US industry leaders have welcomed a first-of-its-kind partnership between the Food and Drug Administration (FDA) and the National Institutes of Health (NIH) aimed at speeding public access to innovative new medicines.

The agencies will work together to develop and implement new tools for regulatory science which, they acknowledge, has fallen far behind developments in translational science.

“We have allowed the arm of regulatory science to become weak and underdeveloped,” FDA Commissioner Margaret Hamburg told a briefing to launch the partnership – and, if this is not corrected, “instead of pulling us into an exalted future. we will row in circle,” she warned.

The initiative, the brainchild of Dr Hamburg and NIH director Francis Collins, will set up a new Joint NIH-FDA Leadership Council which they will co-chair. The Council will spearhead collaborative work on important public health issues and work to help ensure that regulatory considerations form an integral component of biomedical research planning, and that the latest science is integrated into the regulatory review process.

In addition, grants totaling $6.75 million will be made available over three years for projects aimed at improving regulatory science, and the two agencies will hold a public meeting in the spring to solicit ideas on how they can work better together.

Dr Collins told the briefing that while the NIH and the FDA have been partners in many initiatives for more than two decades, this collaboration is the first of its kind and “will use the NIH’s breadth of experience as a leader in biomedical sciences to help make the translation of biomedical discoveries into effective treatments as seamless as possible.”

The FDS is “the bridge between biomedical research discoveries and new medical products,” and it now has “a special opportunity - and responsibility - to harness advances in science and technology to support our efforts,” added Dr Hamburg. “We are working in collaboration with the best minds and research institutions available, so that we can better develop and utilize new tools, standards and approaches needed to properly assess the safety, effectiveness and quality of products currently in development or already on the market,” she said.

The Pharmaceutical Research and Manufacturers of America (PhRMA) said it was “heartened” by the new partnership and applauded its goal of “bringing needed medicines to market more quickly, while ensuring that sound science remains at the forefront of innovative drug development and regulation,” while Health and Human Services (HHS) Secretary Kathleen Sebelius added: “we know we can deliver new treatments faster and safer if these agencies strengthen their partnership.”

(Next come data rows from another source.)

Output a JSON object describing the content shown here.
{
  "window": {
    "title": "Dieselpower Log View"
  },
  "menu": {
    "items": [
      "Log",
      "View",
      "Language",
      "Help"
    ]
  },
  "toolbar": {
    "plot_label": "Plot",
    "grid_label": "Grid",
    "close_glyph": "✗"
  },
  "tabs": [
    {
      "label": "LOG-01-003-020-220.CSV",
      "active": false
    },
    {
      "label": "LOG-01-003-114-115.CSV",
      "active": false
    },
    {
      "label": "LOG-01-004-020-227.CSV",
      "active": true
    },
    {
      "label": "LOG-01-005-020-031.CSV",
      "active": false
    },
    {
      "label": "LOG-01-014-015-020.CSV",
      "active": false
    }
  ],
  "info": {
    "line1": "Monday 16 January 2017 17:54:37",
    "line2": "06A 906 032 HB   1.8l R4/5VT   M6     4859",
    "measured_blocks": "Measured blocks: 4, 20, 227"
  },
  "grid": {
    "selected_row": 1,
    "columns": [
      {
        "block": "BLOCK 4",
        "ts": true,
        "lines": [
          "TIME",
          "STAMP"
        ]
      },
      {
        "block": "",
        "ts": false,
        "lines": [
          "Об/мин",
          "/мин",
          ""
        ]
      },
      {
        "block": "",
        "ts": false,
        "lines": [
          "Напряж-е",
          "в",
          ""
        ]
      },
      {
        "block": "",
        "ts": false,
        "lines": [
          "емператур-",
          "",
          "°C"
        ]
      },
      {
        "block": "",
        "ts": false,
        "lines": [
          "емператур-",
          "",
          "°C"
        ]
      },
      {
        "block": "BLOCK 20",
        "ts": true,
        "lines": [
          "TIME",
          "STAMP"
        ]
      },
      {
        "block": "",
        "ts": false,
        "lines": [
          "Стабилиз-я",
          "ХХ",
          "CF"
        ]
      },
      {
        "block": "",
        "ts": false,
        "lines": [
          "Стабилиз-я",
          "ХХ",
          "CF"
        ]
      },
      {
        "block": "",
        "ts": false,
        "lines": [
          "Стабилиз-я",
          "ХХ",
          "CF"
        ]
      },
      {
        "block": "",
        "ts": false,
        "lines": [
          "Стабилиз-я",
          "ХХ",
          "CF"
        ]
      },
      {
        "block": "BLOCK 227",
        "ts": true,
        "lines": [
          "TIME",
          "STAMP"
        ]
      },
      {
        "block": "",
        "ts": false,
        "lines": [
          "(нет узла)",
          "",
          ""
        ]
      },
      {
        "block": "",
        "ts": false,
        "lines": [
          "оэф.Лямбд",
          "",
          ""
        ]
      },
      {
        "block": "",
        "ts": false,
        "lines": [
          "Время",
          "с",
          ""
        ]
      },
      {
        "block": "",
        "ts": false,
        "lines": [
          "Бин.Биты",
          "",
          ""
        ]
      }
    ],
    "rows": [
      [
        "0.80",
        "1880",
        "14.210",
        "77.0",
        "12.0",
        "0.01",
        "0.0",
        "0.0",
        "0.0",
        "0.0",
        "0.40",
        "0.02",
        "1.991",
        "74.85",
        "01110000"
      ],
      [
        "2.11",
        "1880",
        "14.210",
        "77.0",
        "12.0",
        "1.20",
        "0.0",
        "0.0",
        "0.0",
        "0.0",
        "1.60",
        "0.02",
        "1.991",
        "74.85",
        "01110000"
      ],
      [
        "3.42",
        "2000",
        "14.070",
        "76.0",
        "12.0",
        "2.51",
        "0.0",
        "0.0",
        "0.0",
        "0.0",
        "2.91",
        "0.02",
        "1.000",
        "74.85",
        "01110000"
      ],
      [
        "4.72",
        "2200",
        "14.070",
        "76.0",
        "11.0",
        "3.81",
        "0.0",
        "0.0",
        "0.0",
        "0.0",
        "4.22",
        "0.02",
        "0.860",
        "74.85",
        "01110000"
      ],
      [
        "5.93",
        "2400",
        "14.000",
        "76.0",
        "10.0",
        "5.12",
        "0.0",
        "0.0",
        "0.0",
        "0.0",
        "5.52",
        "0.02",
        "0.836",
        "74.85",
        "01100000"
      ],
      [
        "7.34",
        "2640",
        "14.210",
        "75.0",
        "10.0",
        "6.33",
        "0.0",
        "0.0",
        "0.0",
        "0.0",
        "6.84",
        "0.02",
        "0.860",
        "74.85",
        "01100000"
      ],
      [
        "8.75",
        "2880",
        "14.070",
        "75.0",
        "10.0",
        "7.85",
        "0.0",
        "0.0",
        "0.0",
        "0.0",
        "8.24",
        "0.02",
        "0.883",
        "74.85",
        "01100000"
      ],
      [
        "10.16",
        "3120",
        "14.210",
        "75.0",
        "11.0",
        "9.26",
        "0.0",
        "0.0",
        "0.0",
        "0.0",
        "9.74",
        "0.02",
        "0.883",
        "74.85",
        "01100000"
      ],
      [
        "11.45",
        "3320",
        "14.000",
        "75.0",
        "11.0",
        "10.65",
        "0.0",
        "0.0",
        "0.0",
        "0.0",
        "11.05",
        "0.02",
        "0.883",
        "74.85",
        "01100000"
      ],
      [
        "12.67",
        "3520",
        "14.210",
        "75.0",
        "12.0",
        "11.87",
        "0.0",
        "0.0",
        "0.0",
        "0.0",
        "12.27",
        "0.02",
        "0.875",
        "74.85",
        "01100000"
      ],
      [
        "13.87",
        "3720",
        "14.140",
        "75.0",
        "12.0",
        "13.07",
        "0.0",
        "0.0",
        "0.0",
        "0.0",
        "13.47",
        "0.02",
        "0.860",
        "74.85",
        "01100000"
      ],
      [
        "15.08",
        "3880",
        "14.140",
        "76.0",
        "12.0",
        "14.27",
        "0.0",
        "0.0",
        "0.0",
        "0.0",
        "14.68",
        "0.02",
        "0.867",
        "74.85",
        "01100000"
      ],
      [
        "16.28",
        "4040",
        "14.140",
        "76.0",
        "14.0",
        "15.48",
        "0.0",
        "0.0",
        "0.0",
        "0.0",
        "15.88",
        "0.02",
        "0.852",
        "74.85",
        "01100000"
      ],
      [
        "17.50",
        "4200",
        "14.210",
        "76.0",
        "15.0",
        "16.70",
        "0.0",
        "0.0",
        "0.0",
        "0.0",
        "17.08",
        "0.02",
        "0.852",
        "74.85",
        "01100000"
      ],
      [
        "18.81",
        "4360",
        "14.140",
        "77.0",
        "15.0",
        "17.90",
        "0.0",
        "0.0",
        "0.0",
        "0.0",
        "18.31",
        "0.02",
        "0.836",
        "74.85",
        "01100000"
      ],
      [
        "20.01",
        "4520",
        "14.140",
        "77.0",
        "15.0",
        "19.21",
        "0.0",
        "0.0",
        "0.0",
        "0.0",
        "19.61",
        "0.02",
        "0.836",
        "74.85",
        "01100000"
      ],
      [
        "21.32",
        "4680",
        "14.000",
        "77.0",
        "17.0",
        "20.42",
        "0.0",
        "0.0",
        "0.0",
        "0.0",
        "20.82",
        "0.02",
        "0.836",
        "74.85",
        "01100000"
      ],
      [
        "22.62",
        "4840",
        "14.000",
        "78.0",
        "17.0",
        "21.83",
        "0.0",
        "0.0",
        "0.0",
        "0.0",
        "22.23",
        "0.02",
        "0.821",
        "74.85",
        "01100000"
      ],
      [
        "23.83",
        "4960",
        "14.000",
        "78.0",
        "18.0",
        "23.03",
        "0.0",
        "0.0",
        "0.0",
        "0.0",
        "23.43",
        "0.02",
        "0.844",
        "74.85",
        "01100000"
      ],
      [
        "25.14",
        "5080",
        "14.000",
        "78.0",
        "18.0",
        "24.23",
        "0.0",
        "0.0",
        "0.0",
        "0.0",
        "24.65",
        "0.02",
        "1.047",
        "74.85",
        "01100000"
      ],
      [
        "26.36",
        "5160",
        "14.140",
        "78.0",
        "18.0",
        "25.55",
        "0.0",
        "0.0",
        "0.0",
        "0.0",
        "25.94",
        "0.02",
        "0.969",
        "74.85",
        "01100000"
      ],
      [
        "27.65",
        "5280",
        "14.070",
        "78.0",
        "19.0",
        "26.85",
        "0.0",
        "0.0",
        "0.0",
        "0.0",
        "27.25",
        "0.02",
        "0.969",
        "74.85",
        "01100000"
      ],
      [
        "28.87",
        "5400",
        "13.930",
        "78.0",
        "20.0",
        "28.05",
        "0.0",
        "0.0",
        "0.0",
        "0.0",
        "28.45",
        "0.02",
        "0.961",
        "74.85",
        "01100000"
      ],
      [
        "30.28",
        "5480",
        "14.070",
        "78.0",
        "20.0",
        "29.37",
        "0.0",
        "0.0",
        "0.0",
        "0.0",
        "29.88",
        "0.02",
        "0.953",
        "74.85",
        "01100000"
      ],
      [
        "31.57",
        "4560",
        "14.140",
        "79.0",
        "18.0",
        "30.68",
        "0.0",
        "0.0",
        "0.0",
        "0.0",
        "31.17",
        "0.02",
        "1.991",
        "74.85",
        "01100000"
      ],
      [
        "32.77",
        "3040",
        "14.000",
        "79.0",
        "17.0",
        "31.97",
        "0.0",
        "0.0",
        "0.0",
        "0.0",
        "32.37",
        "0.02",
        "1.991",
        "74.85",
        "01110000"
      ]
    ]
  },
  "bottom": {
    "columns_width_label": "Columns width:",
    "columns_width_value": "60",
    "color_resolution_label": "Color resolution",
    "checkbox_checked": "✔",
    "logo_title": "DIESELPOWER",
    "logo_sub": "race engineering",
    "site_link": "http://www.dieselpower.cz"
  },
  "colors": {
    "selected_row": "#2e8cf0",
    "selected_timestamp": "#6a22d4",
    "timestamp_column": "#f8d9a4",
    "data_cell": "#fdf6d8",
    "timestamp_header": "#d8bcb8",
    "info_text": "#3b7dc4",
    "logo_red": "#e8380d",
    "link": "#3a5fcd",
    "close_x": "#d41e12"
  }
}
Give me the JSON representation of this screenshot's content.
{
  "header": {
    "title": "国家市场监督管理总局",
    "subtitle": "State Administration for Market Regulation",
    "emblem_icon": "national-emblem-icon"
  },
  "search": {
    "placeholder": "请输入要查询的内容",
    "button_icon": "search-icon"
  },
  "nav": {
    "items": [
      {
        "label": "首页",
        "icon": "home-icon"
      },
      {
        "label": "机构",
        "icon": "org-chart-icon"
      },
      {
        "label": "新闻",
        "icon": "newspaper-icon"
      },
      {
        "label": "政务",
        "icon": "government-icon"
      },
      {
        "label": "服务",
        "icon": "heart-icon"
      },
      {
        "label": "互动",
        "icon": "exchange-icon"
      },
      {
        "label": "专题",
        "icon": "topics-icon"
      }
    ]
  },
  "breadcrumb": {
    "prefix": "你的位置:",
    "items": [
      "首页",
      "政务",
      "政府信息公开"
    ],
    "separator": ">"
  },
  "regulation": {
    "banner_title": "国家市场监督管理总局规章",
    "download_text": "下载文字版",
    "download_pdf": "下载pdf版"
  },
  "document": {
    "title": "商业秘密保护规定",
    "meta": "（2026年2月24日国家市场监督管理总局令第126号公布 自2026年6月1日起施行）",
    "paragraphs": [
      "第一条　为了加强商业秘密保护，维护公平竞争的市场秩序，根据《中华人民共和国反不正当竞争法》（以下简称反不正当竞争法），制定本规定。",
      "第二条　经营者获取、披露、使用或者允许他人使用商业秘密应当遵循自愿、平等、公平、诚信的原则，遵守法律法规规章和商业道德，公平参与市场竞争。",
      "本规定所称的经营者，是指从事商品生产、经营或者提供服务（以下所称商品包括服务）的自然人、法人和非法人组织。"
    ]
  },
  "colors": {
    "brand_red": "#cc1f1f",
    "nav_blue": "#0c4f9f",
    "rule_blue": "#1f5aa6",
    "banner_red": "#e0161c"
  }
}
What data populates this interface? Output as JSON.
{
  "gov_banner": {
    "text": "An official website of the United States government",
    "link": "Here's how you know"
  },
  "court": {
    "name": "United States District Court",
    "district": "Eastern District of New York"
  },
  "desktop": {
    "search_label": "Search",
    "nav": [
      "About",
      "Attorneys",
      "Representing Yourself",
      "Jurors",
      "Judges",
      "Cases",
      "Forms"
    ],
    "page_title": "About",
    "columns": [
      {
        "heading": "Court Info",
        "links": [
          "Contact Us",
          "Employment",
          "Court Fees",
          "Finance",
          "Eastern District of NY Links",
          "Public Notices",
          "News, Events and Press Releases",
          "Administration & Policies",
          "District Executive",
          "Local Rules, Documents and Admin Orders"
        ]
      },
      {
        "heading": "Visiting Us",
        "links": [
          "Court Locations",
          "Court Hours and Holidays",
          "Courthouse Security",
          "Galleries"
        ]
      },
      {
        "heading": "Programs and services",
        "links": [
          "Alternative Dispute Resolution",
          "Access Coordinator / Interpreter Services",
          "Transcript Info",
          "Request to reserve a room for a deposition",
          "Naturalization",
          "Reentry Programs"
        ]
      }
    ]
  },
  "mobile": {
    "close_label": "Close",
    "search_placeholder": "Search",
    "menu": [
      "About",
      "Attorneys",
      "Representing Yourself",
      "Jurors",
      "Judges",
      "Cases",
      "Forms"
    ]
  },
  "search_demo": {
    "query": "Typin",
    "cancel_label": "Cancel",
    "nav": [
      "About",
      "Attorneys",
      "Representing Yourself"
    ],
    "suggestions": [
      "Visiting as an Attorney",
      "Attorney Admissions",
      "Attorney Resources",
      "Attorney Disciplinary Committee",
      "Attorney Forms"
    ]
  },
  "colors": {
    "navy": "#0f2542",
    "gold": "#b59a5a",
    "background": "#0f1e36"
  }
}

“Communicating throughout the process will help researchers navigate the regulatory process and give regulators the scientific tools they need to quickly assess a treatment’s risks and benefits. For Americans, this is going to mean that new treatments are available safer and sooner,” the HHS Secretary said.

US, EU plan to speed orphan drugs

Meantime, the FDA and the European Medicines Agency (EMA) say they have agreed to accept the submission of a single annual report from sponsors of drugs and biologics which have been designated as orphan products by both the US and the European Union (EU).

Streamlining the process in this way will help regulators better identify and share information through the development of such products, and for sponsors it will reduce the duplication involved in reporting to two separate regulatory agencies, they say. However, the regulators emphasise that use of the new single annual report submission will be voluntary.